|Morgan Greer Tarot|
Today I've drawn 2 of Wands from Morgan Greer Tarot. It's an interesting one because there is a second person depicted in it. In the traditional RWS, the figure has one of his wands bolted to a wall so that he can hold the globe, but here there is clearly a second person, wearing ornate yellow gloves, accompanying the main figure. They do not appear to be atop a tower, nor is any water in sight. They seem to be moving through green hills, and the wands are like walking staffs. The main figure carries the rose and lily emblems on a shield, but they do not seem dressed like warriors. Maybe they are some sort of pilgrims. The figure has a feather in his cap, which is an English idiom for having earned some sort of success or achievement that may help you along in the future. His apparent wealth and his well-dressed companion could both be feathers in his cap. Maybe he owns that green land, and that could be a feather in his cap. And the glowing orb might represent the bright future that is also a feather in his cap.
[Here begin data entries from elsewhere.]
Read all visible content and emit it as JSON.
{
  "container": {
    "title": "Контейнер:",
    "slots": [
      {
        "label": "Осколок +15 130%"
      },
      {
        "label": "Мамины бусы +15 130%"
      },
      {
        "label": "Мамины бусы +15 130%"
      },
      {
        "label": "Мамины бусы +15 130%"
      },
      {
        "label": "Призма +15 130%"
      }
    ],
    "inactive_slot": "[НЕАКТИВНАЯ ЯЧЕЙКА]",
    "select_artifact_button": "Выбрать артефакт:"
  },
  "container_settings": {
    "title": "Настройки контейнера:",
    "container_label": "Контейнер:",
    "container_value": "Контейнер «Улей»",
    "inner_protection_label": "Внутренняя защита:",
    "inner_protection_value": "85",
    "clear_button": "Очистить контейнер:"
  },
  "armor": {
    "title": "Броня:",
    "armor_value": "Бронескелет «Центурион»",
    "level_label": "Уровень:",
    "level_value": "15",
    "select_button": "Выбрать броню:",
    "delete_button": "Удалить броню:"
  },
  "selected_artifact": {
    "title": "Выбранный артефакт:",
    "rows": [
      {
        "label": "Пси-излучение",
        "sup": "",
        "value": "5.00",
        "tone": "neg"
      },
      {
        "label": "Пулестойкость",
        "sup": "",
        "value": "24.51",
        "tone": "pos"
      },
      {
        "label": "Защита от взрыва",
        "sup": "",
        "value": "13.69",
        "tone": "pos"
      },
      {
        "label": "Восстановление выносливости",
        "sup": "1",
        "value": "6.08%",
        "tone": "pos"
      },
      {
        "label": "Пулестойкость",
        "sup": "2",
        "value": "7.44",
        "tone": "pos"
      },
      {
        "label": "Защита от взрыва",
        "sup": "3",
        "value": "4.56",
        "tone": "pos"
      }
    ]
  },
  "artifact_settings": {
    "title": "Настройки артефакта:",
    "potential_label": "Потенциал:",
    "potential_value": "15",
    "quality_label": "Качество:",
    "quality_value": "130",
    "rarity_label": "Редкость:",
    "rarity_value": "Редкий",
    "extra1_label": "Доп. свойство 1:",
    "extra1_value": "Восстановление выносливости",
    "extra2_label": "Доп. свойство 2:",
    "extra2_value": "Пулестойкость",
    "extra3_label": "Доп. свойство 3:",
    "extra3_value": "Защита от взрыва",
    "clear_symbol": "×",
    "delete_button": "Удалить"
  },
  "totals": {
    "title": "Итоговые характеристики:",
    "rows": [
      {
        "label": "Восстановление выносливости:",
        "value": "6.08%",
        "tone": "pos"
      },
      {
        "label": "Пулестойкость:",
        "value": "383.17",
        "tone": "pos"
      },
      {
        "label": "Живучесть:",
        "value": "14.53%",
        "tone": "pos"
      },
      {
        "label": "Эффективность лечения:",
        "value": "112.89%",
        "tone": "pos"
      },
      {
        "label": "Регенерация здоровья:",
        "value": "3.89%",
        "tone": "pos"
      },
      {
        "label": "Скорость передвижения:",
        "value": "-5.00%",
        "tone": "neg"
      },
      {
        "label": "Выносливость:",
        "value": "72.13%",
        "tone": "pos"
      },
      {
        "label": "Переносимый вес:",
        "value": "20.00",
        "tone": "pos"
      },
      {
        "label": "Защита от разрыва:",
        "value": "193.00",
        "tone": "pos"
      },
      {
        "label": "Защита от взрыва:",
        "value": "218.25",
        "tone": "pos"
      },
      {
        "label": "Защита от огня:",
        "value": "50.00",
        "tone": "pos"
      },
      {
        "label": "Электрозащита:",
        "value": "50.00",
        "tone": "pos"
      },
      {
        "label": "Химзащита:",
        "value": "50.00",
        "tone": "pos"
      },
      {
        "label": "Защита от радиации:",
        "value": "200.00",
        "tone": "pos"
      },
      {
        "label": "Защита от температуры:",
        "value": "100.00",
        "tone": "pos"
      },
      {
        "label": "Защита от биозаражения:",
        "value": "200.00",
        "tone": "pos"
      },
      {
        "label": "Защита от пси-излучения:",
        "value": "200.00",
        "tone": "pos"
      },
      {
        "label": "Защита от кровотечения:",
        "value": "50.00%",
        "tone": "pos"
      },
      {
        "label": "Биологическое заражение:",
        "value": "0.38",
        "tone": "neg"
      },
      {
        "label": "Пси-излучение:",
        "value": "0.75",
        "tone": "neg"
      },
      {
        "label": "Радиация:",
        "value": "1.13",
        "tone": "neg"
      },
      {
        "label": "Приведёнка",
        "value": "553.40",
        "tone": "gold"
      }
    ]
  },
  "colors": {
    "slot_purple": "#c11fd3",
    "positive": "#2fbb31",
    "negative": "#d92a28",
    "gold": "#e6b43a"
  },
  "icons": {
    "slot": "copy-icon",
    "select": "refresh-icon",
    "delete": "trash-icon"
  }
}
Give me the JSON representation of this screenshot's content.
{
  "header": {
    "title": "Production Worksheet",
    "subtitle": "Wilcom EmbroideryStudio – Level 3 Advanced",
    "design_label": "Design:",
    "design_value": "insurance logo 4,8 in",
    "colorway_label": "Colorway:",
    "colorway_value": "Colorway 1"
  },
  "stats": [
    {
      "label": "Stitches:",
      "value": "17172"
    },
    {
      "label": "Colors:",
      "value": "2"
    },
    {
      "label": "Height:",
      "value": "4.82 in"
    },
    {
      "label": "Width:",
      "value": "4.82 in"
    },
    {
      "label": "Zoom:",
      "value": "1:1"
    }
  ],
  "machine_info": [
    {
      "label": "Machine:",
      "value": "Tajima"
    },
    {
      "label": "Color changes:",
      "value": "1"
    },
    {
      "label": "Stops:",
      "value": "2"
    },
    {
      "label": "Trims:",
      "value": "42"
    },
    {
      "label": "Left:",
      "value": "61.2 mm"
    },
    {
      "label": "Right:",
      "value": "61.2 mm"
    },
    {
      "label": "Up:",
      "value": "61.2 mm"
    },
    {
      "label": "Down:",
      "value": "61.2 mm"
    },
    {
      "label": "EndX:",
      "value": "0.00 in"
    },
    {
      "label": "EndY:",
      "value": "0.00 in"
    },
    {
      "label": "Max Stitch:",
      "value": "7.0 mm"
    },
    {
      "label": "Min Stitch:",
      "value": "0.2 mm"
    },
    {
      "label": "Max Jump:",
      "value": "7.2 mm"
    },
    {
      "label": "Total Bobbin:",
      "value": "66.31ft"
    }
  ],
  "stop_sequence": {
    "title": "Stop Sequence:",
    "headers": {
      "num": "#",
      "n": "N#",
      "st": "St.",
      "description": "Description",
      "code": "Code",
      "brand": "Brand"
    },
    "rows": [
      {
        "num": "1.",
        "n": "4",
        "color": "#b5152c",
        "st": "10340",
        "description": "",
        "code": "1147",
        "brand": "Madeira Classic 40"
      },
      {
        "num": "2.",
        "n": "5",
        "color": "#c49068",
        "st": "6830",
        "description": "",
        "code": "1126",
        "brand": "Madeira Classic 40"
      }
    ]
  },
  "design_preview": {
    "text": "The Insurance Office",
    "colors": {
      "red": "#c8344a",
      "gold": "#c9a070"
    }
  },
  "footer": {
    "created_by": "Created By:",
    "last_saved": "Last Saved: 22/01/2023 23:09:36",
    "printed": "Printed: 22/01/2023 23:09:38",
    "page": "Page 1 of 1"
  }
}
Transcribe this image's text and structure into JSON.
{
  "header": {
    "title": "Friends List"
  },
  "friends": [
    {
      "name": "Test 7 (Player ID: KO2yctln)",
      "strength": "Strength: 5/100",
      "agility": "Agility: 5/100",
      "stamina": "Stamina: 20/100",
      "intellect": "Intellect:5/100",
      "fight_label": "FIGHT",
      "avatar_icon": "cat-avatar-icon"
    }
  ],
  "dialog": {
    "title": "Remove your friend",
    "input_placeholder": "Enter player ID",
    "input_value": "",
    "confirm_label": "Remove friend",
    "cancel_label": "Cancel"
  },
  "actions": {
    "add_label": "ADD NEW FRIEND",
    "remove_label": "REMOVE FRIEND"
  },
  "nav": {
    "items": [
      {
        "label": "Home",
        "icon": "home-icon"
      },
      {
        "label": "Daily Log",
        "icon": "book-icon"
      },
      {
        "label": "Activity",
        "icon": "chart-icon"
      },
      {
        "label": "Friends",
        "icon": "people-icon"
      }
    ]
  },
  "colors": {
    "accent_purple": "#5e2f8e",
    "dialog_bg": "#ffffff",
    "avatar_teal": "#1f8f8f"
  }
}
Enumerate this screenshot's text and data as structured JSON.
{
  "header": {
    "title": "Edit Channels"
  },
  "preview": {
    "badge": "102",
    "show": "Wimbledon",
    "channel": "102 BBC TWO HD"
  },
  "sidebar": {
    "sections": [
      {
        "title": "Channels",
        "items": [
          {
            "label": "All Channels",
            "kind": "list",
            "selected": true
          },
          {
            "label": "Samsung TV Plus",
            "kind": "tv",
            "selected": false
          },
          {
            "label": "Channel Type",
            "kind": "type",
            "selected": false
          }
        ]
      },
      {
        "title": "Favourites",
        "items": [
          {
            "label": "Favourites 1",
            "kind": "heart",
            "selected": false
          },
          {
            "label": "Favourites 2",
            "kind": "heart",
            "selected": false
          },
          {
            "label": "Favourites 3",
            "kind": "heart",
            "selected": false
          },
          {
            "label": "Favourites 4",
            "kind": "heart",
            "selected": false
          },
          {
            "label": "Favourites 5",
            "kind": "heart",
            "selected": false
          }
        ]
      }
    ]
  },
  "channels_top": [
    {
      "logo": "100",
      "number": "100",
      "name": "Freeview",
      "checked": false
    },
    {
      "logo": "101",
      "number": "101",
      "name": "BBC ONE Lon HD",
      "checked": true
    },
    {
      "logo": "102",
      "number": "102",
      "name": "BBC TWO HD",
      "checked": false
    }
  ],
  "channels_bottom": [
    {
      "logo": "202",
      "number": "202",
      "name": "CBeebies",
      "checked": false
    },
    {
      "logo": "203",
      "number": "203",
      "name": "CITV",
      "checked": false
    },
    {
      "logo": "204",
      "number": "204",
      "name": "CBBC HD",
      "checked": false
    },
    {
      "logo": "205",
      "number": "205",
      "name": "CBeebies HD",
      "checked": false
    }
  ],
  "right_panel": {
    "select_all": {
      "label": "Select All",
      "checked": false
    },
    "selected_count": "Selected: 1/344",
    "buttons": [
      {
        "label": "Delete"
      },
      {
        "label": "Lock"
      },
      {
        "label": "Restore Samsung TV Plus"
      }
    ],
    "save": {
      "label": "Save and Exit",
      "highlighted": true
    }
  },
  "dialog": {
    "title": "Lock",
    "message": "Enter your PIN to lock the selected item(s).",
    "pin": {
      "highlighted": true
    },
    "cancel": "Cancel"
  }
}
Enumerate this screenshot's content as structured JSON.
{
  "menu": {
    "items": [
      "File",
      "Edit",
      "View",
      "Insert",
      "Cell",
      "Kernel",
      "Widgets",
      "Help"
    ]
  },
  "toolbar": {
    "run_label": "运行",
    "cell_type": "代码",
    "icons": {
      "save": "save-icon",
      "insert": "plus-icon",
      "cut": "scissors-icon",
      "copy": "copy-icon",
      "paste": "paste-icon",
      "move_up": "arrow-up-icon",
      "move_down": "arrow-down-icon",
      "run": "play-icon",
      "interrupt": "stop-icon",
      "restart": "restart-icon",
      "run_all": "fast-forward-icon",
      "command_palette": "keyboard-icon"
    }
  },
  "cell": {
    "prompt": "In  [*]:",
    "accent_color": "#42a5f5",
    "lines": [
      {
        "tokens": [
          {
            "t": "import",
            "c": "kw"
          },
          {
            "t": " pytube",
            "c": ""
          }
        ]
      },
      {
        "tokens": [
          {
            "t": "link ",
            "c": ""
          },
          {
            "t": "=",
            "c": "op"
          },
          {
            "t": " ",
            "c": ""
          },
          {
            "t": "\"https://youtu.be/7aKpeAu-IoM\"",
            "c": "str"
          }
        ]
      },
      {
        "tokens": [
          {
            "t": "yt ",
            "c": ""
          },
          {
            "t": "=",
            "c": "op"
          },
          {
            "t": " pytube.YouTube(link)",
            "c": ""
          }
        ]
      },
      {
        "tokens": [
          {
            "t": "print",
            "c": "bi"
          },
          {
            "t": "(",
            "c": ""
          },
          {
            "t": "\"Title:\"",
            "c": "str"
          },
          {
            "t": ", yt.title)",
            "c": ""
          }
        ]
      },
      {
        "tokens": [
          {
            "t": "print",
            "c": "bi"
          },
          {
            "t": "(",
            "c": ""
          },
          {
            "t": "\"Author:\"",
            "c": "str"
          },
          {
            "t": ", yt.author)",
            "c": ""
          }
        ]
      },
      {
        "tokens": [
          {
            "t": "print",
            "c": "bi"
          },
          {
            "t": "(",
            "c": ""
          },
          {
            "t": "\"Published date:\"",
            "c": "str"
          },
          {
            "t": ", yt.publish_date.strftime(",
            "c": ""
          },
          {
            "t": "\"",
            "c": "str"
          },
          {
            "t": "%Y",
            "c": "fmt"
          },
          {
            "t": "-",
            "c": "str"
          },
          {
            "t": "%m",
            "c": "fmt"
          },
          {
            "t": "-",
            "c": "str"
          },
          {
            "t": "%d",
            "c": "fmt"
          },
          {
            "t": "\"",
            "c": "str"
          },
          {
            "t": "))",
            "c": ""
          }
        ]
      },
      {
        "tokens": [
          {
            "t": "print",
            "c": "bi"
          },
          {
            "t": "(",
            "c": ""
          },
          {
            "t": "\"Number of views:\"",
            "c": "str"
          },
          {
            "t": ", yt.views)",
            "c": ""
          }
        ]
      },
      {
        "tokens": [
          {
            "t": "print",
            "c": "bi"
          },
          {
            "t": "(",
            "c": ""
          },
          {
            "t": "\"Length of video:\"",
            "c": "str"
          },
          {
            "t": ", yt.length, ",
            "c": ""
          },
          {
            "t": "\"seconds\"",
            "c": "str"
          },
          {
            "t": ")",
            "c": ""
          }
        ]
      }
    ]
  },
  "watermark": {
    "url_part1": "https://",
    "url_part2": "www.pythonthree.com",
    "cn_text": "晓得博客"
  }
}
I have to admit that both the 2 of Wands and the 3 of Wands are difficult for me to interpret on their own. It's important to have a context and surrounding cards in order to pick up on what it's getting at. Do you find that?
James Ricklef, in The Soul's Journey: Finding Spiritual Wisdom in Tarot, says that it represents domination over others, conflicts about personal power, and decisions about where we should direct our passion. I don't really see that in this card, as there seems to be a real spirit of cooperation here, and certainly no discernible signs of domination.
On the other hand, the Thoth tarot gives this card key word 'Dominion', a different kettle of fish entirely, in my mind. Dominion is your power or right in governing or controlling, and to govern is not necessarily to dominate by force. Ricklef points out, your dominion could be as vast as an army or as small as a schoolyard. I don't agree with him, however, that dominion is an illusion. Surely there are times when assessing those things over which we do exert some influence and control is a healthy and good thing to do. It is useful to assess where your sphere of influence lies. And sometimes it is good to survey your 'demesne,' as this chap appears to be doing. Maybe he is walking the borders of his patch, contemplating what is his. This is not a bad thing to do, as long as we realise that borders are abstractions and maintained only by agreement with one another. In that sense, perhaps it is illusion, but observing these sorts of illusions is what creates a civil world. Without them, there would be anarchy, queue jumping and all sorts of madness! :)
Today, may I take care to observe my own sphere of influence, and be careful not to overstep the boundaries laid out by decency and expectation, so that I may cooperate fully with those on this journey with me.